Greetings From Detroit, It’s Dlectric!

Photo by Steven_Kriemadis/iStock / Getty Images

Photo by Steven_Kriemadis/iStock / Getty Images

Greetings from Detroit, It’s Dlectric!

After three years of being inactive, Dlectricity; an interactive multidisciplinary arts festival returned to Detroit. Dlectricity presents work of international, emerging, and local Detroit based artists. Light, technology, installation, 3D, performance, and video works were on view this past weekend at the two day festival. While based off of the Nuit Blanche festivals from around the world, Dlectricity is special and specific to Detroit because of its inspiration from the city’s old Electric Park. Dlectricity originated in 2012, with 75,000 people in attendance. In 2014 the festival had 150,000 people in attendance.

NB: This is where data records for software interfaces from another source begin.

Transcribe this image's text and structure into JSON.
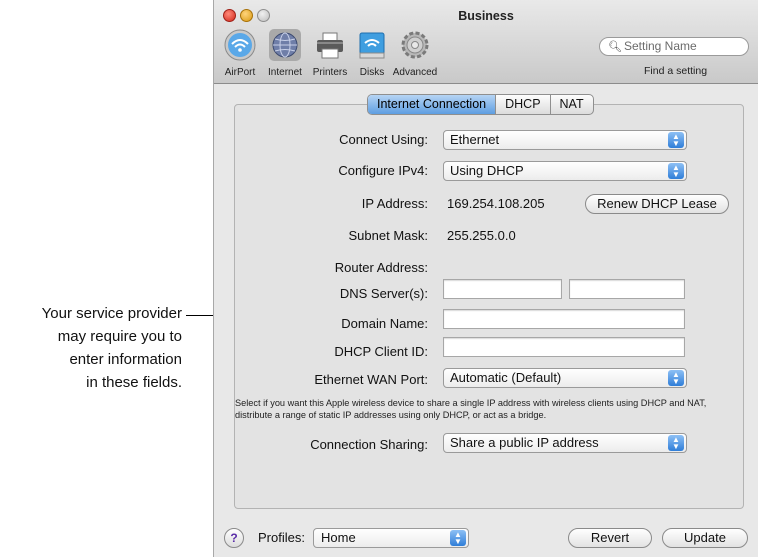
{
  "callout": {
    "lines": [
      "Your service provider",
      "may require you to",
      "enter information",
      "in these fields."
    ]
  },
  "window": {
    "title": "Business",
    "toolbar": [
      {
        "label": "AirPort",
        "icon": "airport-icon"
      },
      {
        "label": "Internet",
        "icon": "internet-globe-icon"
      },
      {
        "label": "Printers",
        "icon": "printer-icon"
      },
      {
        "label": "Disks",
        "icon": "disk-icon"
      },
      {
        "label": "Advanced",
        "icon": "gear-icon"
      }
    ],
    "search": {
      "placeholder": "Setting Name",
      "caption": "Find a setting"
    }
  },
  "tabs": [
    "Internet Connection",
    "DHCP",
    "NAT"
  ],
  "form": {
    "connect_using": {
      "label": "Connect Using:",
      "value": "Ethernet"
    },
    "configure_ipv4": {
      "label": "Configure IPv4:",
      "value": "Using DHCP"
    },
    "ip_address": {
      "label": "IP Address:",
      "value": "169.254.108.205"
    },
    "renew_button": "Renew DHCP Lease",
    "subnet_mask": {
      "label": "Subnet Mask:",
      "value": "255.255.0.0"
    },
    "router_address": {
      "label": "Router Address:",
      "value": ""
    },
    "dns_servers": {
      "label": "DNS Server(s):",
      "value1": "",
      "value2": ""
    },
    "domain_name": {
      "label": "Domain Name:",
      "value": ""
    },
    "dhcp_client_id": {
      "label": "DHCP Client ID:",
      "value": ""
    },
    "ethernet_wan_port": {
      "label": "Ethernet WAN Port:",
      "value": "Automatic (Default)"
    },
    "description": "Select if you want this Apple wireless device to share a single IP address with wireless clients using DHCP and NAT, distribute a range of static IP addresses using only DHCP, or act as a bridge.",
    "connection_sharing": {
      "label": "Connection Sharing:",
      "value": "Share a public IP address"
    }
  },
  "footer": {
    "help": "?",
    "profiles_label": "Profiles:",
    "profiles_value": "Home",
    "revert": "Revert",
    "update": "Update"
  },
  "colors": {
    "accent_tab": "#5e9ee2",
    "stepper": "#2f7ed8"
  }
}
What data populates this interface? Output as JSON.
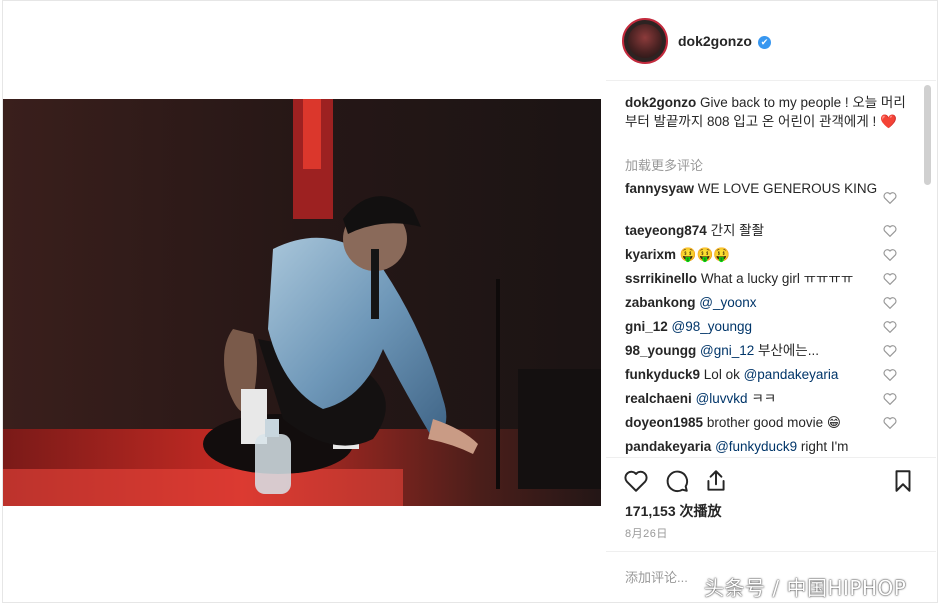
{
  "post": {
    "username": "dok2gonzo",
    "verified_mark": "✔",
    "caption_user": "dok2gonzo",
    "caption_text": "Give back to my people ! 오늘 머리 부터 발끝까지 808 입고 온 어린이 관객에게 !",
    "caption_emoji": "❤️",
    "load_more": "加载更多评论",
    "views": "171,153 次播放",
    "date": "8月26日",
    "add_comment_placeholder": "添加评论..."
  },
  "comments": [
    {
      "user": "fannysyaw",
      "text": "WE LOVE GENEROUS KING"
    },
    {
      "user": "taeyeong874",
      "text": "간지 좔좔"
    },
    {
      "user": "kyarixm",
      "text": "🤑🤑🤑"
    },
    {
      "user": "ssrrikinello",
      "text": "What a lucky girl ㅠㅠㅠㅠ"
    },
    {
      "user": "zabankong",
      "mention": "@_yoonx",
      "text": ""
    },
    {
      "user": "gni_12",
      "mention": "@98_youngg",
      "text": ""
    },
    {
      "user": "98_youngg",
      "mention": "@gni_12",
      "text": "부산에는..."
    },
    {
      "user": "funkyduck9",
      "pre": "Lol ok",
      "mention": "@pandakeyaria",
      "text": ""
    },
    {
      "user": "realchaeni",
      "mention": "@luvvkd",
      "text": "ㅋㅋ"
    },
    {
      "user": "doyeon1985",
      "text": "brother good movie 😁"
    },
    {
      "user": "pandakeyaria",
      "mention": "@funkyduck9",
      "text": "right I'm"
    }
  ],
  "icons": {
    "like": "heart-outline-icon",
    "comment": "comment-bubble-icon",
    "share": "share-icon",
    "save": "bookmark-icon",
    "verified": "verified-badge-icon"
  },
  "colors": {
    "verified": "#3897f0",
    "mention": "#003569",
    "muted": "#999999",
    "heart": "#e0245e"
  },
  "watermark": "头条号 / 中国HIPHOP"
}
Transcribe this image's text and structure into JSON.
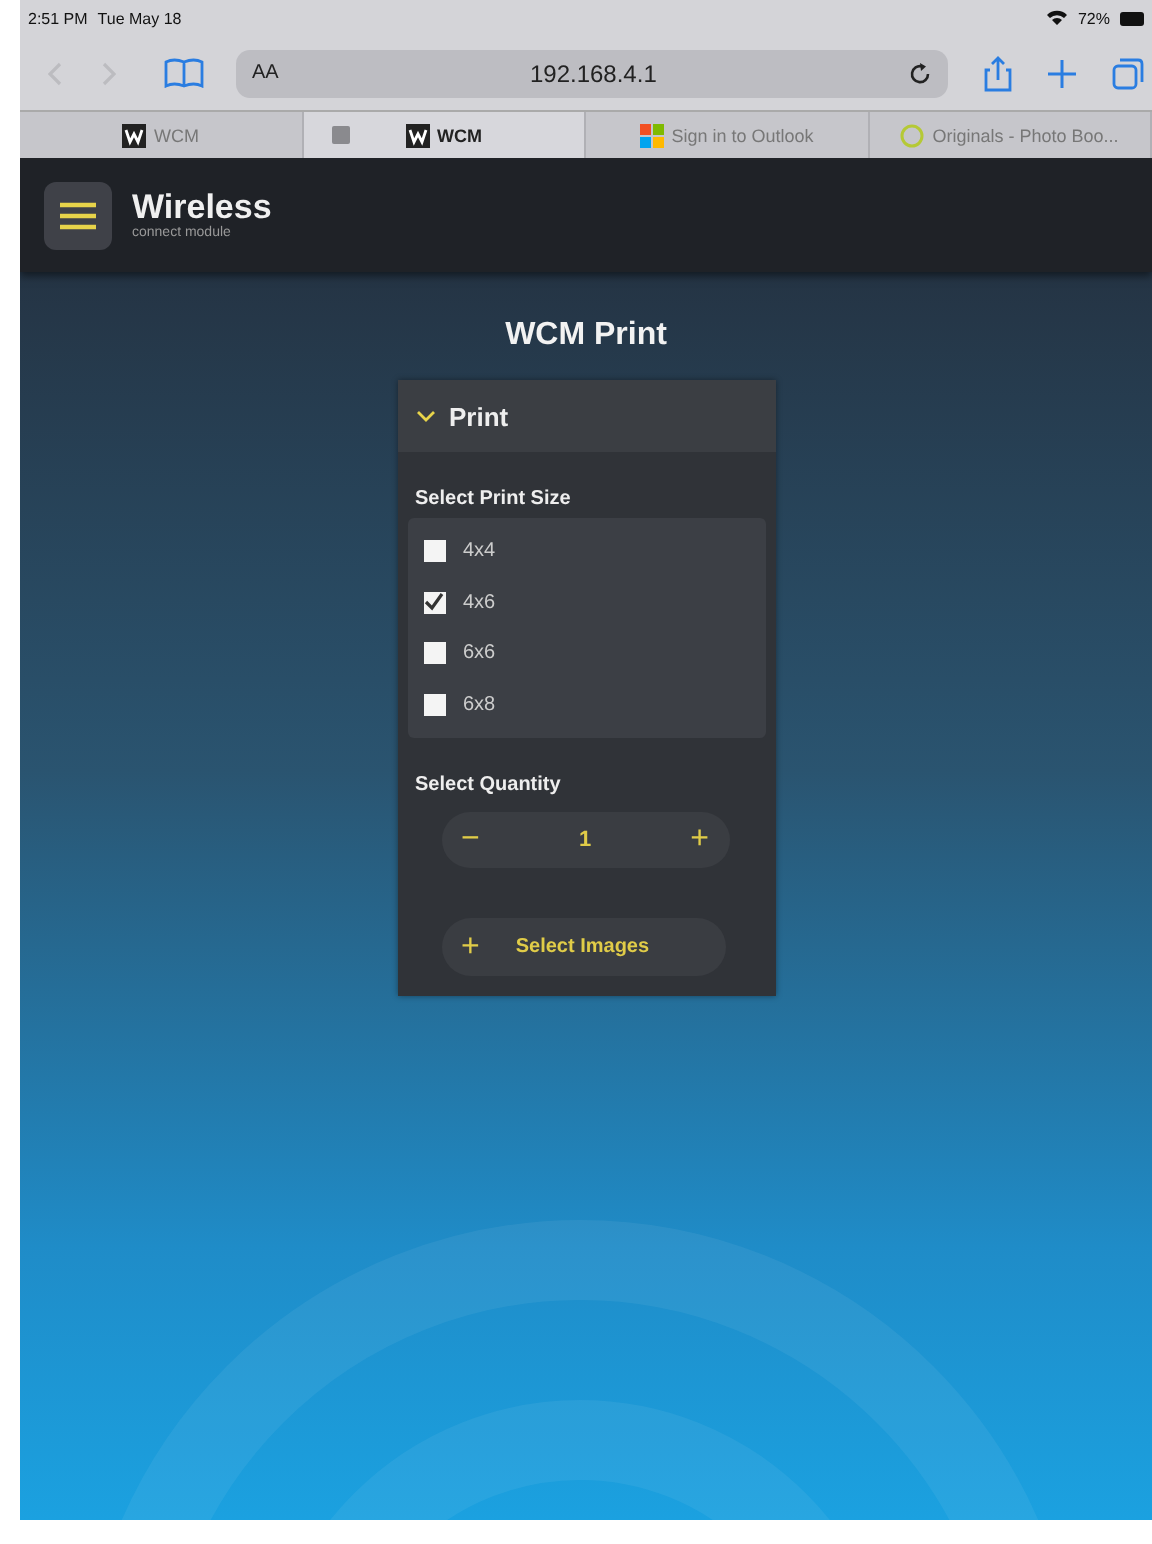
{
  "status_bar": {
    "time": "2:51 PM",
    "date": "Tue May 18",
    "battery": "72%"
  },
  "browser": {
    "reader_label": "AA",
    "url": "192.168.4.1"
  },
  "tabs": [
    {
      "label": "WCM",
      "kind": "w",
      "selected": false,
      "closable": false
    },
    {
      "label": "WCM",
      "kind": "w",
      "selected": true,
      "closable": true
    },
    {
      "label": "Sign in to Outlook",
      "kind": "grid",
      "selected": false,
      "closable": false
    },
    {
      "label": "Originals - Photo Boo...",
      "kind": "circle",
      "selected": false,
      "closable": false
    }
  ],
  "app_header": {
    "logo_title": "Wireless",
    "logo_subtitle": "connect module"
  },
  "page_title": "WCM Print",
  "panel": {
    "title": "Print",
    "expanded": true,
    "size_label": "Select Print Size",
    "sizes": [
      {
        "label": "4x4",
        "checked": false
      },
      {
        "label": "4x6",
        "checked": true
      },
      {
        "label": "6x6",
        "checked": false
      },
      {
        "label": "6x8",
        "checked": false
      }
    ],
    "quantity_label": "Select Quantity",
    "minus": "−",
    "quantity": "1",
    "plus": "+",
    "select_images": {
      "icon": "+",
      "label": "Select Images"
    }
  }
}
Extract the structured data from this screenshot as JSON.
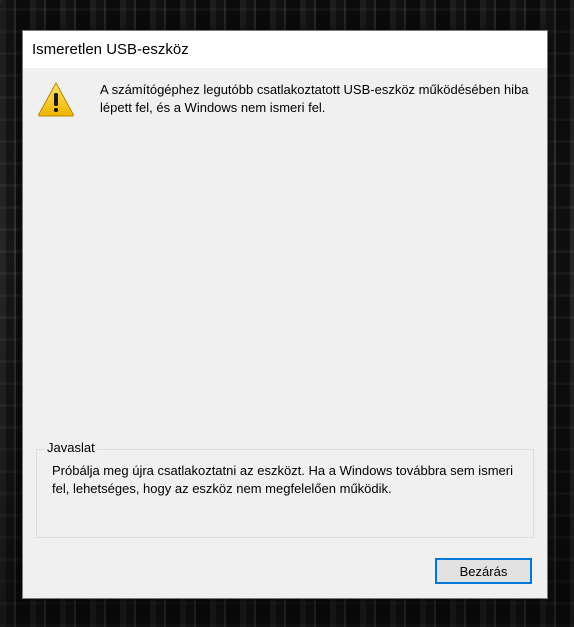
{
  "dialog": {
    "title": "Ismeretlen USB-eszköz",
    "icon": "warning-icon",
    "message": "A számítógéphez legutóbb csatlakoztatott USB-eszköz működésében hiba lépett fel, és a Windows nem ismeri fel.",
    "suggestion": {
      "legend": "Javaslat",
      "text": "Próbálja meg újra csatlakoztatni az eszközt. Ha a Windows továbbra sem ismeri fel, lehetséges, hogy az eszköz nem megfelelően működik."
    },
    "close_label": "Bezárás"
  },
  "colors": {
    "accent": "#0078d7",
    "dialog_bg": "#f0f0f0",
    "titlebar_bg": "#ffffff",
    "warning_yellow": "#f5c400"
  }
}
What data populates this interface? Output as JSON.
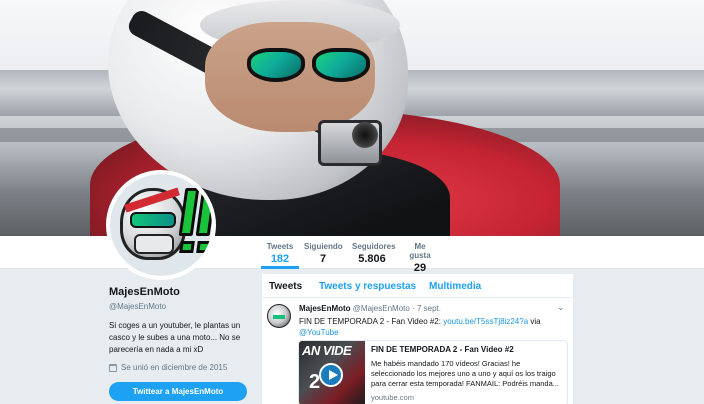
{
  "nav": {
    "stats": [
      {
        "label": "Tweets",
        "value": "182"
      },
      {
        "label": "Siguiendo",
        "value": "7"
      },
      {
        "label": "Seguidores",
        "value": "5.806"
      },
      {
        "label": "Me gusta",
        "value": "29"
      }
    ]
  },
  "profile": {
    "name": "MajesEnMoto",
    "handle": "@MajesEnMoto",
    "bio": "Si coges a un youtuber, le plantas un casco y le subes a una moto... No se parecería en nada a mi xD",
    "joined": "Se unió en diciembre de 2015",
    "tweet_button": "Twittear a MajesEnMoto"
  },
  "timeline": {
    "tabs": [
      "Tweets",
      "Tweets y respuestas",
      "Multimedia"
    ],
    "tweet": {
      "name": "MajesEnMoto",
      "handle": "@MajesEnMoto",
      "date": "· 7 sept.",
      "text": "FIN DE TEMPORADA 2 - Fan Video #2: ",
      "link": "youtu.be/T5ssTj8iz24?a",
      "via": " via",
      "mention": "@YouTube",
      "card": {
        "thumb_text": "AN VIDE",
        "thumb_num": "2",
        "title": "FIN DE TEMPORADA 2 - Fan Video #2",
        "description": "Me habéis mandado 170 vídeos! Gracias! he seleccionado los mejores uno a uno y aquí os los traigo para cerrar esta temporada! FANMAIL: Podréis manda...",
        "domain": "youtube.com"
      }
    }
  },
  "colors": {
    "accent": "#1da1f2",
    "background": "#e6ecf0"
  }
}
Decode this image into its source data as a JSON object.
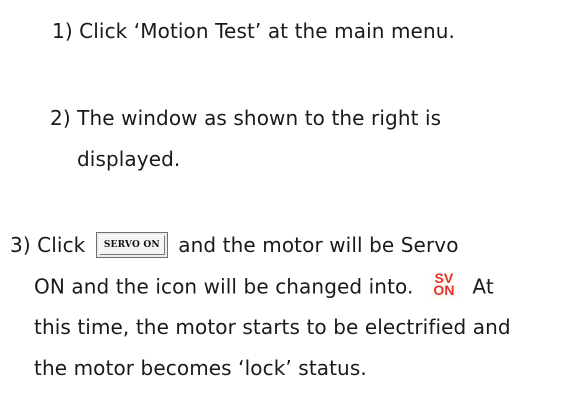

The festival highlights its many sponsors which are local and Michigan based businesses such as DTE Energy, Shinola Detroit, Clark Hill, Detroit Renewable Energy. And in the case of the Detroit Institute for the Arts and Wayne State University, brought the audience to the sponsors’ front door and interior. The festival aims to bring art and community together to view and experience art in a different manner. And Dlectricity did just that! Large audience members filled churches, galleries, and storefronts to gaze and enjoy various performances, videos, sculptures, and installations by international artists such as Rashaad Newsome and Pope L. While additionally enjoying performances by emerging artists Sebastian Duncan-Portuondo, Angela Eastman, Maxime Robillard. Each piece at the festival had different goals. Some provided enjoyment. While others showcased local pride for a city growing and recovering from financial troubles. And some pieces challenged the audience intellectually. The festival provided a place for community and engagement with the arts, Dlectricity also provided a platform for local businesses in the Woodward Corridor area of Detroit.

As an audience member and participant at the festival, I enjoyed the large communal sense Dlectricity created. Beyond the sense of community there was an underlying question of “how do you want to see the world?” The artists and audience answered that question during their participation of Dlectricity.

Having been gone for three years due to construction in the Woodward Corridor area, Dlectricity is a great example of what happens when an arts initiative, a city, and businesses come together to provide a fun, safe, and intellectually challenging night for its community.